• _Exercise materials_:
□ □ □ □ □ □ □
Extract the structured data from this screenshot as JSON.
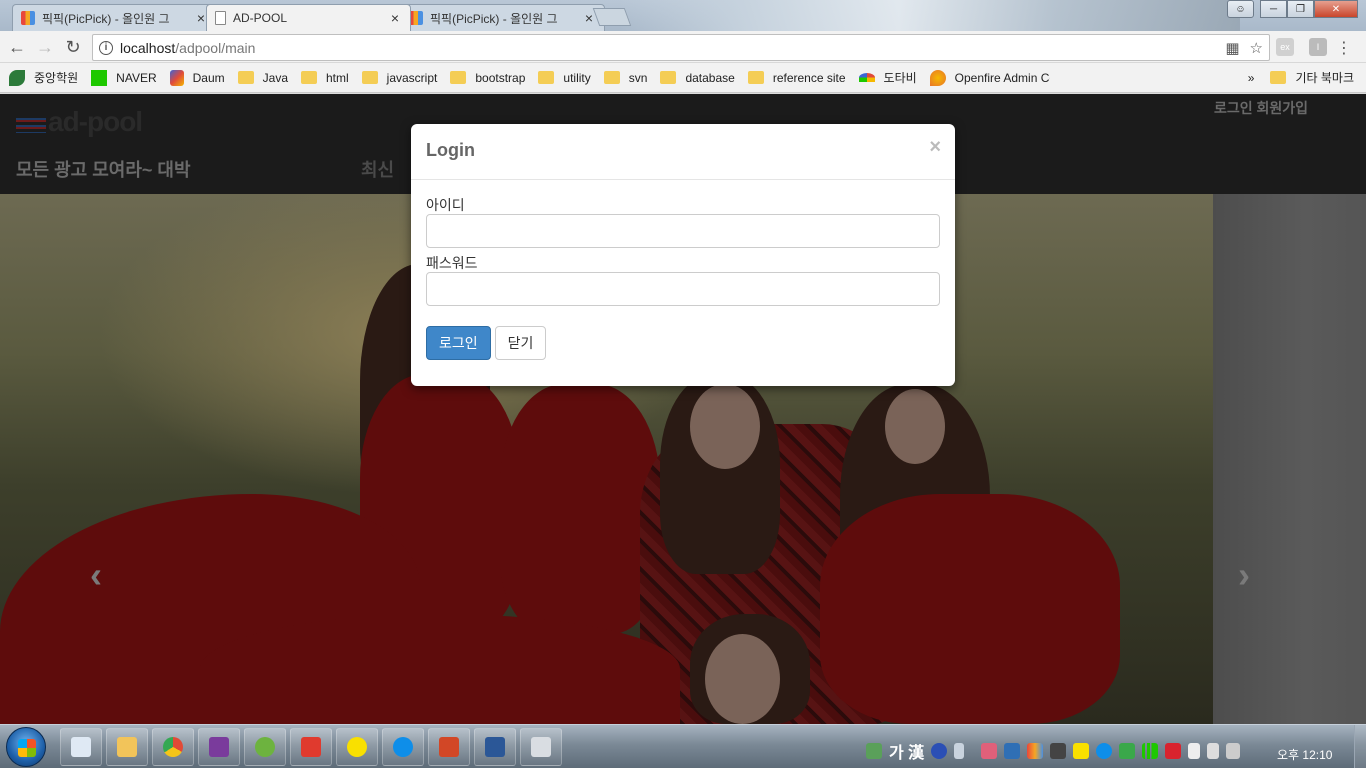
{
  "browser": {
    "tabs": [
      {
        "title": "픽픽(PicPick) - 올인원 그",
        "active": false
      },
      {
        "title": "AD-POOL",
        "active": true
      },
      {
        "title": "픽픽(PicPick) - 올인원 그",
        "active": false
      }
    ],
    "close_glyph": "×",
    "url_host": "localhost",
    "url_path": "/adpool/main",
    "translate_icon": "translate-icon",
    "ext_label_1": "ex",
    "ext_label_2": "I"
  },
  "bookmarks": {
    "items": [
      {
        "label": "중앙학원",
        "icon": "site-icon",
        "color": "#2c7a3a"
      },
      {
        "label": "NAVER",
        "icon": "naver-icon",
        "color": "#1ec800"
      },
      {
        "label": "Daum",
        "icon": "daum-icon",
        "color": "#3c64d6"
      },
      {
        "label": "Java",
        "icon": "folder-icon",
        "color": "#f4cd55"
      },
      {
        "label": "html",
        "icon": "folder-icon",
        "color": "#f4cd55"
      },
      {
        "label": "javascript",
        "icon": "folder-icon",
        "color": "#f4cd55"
      },
      {
        "label": "bootstrap",
        "icon": "folder-icon",
        "color": "#f4cd55"
      },
      {
        "label": "utility",
        "icon": "folder-icon",
        "color": "#f4cd55"
      },
      {
        "label": "svn",
        "icon": "folder-icon",
        "color": "#f4cd55"
      },
      {
        "label": "database",
        "icon": "folder-icon",
        "color": "#f4cd55"
      },
      {
        "label": "reference site",
        "icon": "folder-icon",
        "color": "#f4cd55"
      },
      {
        "label": "도타비",
        "icon": "umbrella-icon",
        "color": "#e04a3a"
      },
      {
        "label": "Openfire Admin Co",
        "icon": "openfire-icon",
        "color": "#e8742a"
      }
    ],
    "overflow": "»",
    "other_bookmarks": "기타 북마크"
  },
  "site": {
    "logo_text": "ad-pool",
    "slogan": "모든 광고 모여라~ 대박",
    "nav_latest": "최신",
    "login_link": "로그인",
    "signup_link": "회원가입",
    "carousel_prev": "‹",
    "carousel_next": "›"
  },
  "modal": {
    "title": "Login",
    "close_glyph": "×",
    "id_label": "아이디",
    "id_value": "",
    "password_label": "패스워드",
    "password_value": "",
    "login_button": "로그인",
    "close_button": "닫기"
  },
  "taskbar": {
    "ime_text": "가 漢",
    "clock": "오후 12:10",
    "pinned": [
      {
        "icon": "file-icon",
        "color": "#dfe9f4"
      },
      {
        "icon": "explorer-icon",
        "color": "#f2c45a"
      },
      {
        "icon": "chrome-icon",
        "color": "#e24a36"
      },
      {
        "icon": "onenote-icon",
        "color": "#7a3b9c"
      },
      {
        "icon": "spring-icon",
        "color": "#6db33f"
      },
      {
        "icon": "xmind-icon",
        "color": "#e03a2e"
      },
      {
        "icon": "kakaotalk-icon",
        "color": "#f9e000"
      },
      {
        "icon": "teamviewer-icon",
        "color": "#0e8ee9"
      },
      {
        "icon": "powerpoint-icon",
        "color": "#d24726"
      },
      {
        "icon": "word-icon",
        "color": "#2b5797"
      },
      {
        "icon": "calculator-icon",
        "color": "#d9dde2"
      }
    ]
  }
}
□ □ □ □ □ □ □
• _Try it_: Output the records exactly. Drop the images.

• _Expected answer_:
Extract the structured data from this screenshot as JSON.
{
  "browser": {
    "tabs": [
      {
        "title": "픽픽(PicPick) - 올인원 그",
        "active": false
      },
      {
        "title": "AD-POOL",
        "active": true
      },
      {
        "title": "픽픽(PicPick) - 올인원 그",
        "active": false
      }
    ],
    "close_glyph": "×",
    "url_host": "localhost",
    "url_path": "/adpool/main",
    "translate_icon": "translate-icon",
    "ext_label_1": "ex",
    "ext_label_2": "I"
  },
  "bookmarks": {
    "items": [
      {
        "label": "중앙학원",
        "icon": "site-icon",
        "color": "#2c7a3a"
      },
      {
        "label": "NAVER",
        "icon": "naver-icon",
        "color": "#1ec800"
      },
      {
        "label": "Daum",
        "icon": "daum-icon",
        "color": "#3c64d6"
      },
      {
        "label": "Java",
        "icon": "folder-icon",
        "color": "#f4cd55"
      },
      {
        "label": "html",
        "icon": "folder-icon",
        "color": "#f4cd55"
      },
      {
        "label": "javascript",
        "icon": "folder-icon",
        "color": "#f4cd55"
      },
      {
        "label": "bootstrap",
        "icon": "folder-icon",
        "color": "#f4cd55"
      },
      {
        "label": "utility",
        "icon": "folder-icon",
        "color": "#f4cd55"
      },
      {
        "label": "svn",
        "icon": "folder-icon",
        "color": "#f4cd55"
      },
      {
        "label": "database",
        "icon": "folder-icon",
        "color": "#f4cd55"
      },
      {
        "label": "reference site",
        "icon": "folder-icon",
        "color": "#f4cd55"
      },
      {
        "label": "도타비",
        "icon": "umbrella-icon",
        "color": "#e04a3a"
      },
      {
        "label": "Openfire Admin Co",
        "icon": "openfire-icon",
        "color": "#e8742a"
      }
    ],
    "overflow": "»",
    "other_bookmarks": "기타 북마크"
  },
  "site": {
    "logo_text": "ad-pool",
    "slogan": "모든 광고 모여라~ 대박",
    "nav_latest": "최신",
    "login_link": "로그인",
    "signup_link": "회원가입",
    "carousel_prev": "‹",
    "carousel_next": "›"
  },
  "modal": {
    "title": "Login",
    "close_glyph": "×",
    "id_label": "아이디",
    "id_value": "",
    "password_label": "패스워드",
    "password_value": "",
    "login_button": "로그인",
    "close_button": "닫기"
  },
  "taskbar": {
    "ime_text": "가 漢",
    "clock": "오후 12:10",
    "pinned": [
      {
        "icon": "file-icon",
        "color": "#dfe9f4"
      },
      {
        "icon": "explorer-icon",
        "color": "#f2c45a"
      },
      {
        "icon": "chrome-icon",
        "color": "#e24a36"
      },
      {
        "icon": "onenote-icon",
        "color": "#7a3b9c"
      },
      {
        "icon": "spring-icon",
        "color": "#6db33f"
      },
      {
        "icon": "xmind-icon",
        "color": "#e03a2e"
      },
      {
        "icon": "kakaotalk-icon",
        "color": "#f9e000"
      },
      {
        "icon": "teamviewer-icon",
        "color": "#0e8ee9"
      },
      {
        "icon": "powerpoint-icon",
        "color": "#d24726"
      },
      {
        "icon": "word-icon",
        "color": "#2b5797"
      },
      {
        "icon": "calculator-icon",
        "color": "#d9dde2"
      }
    ]
  }
}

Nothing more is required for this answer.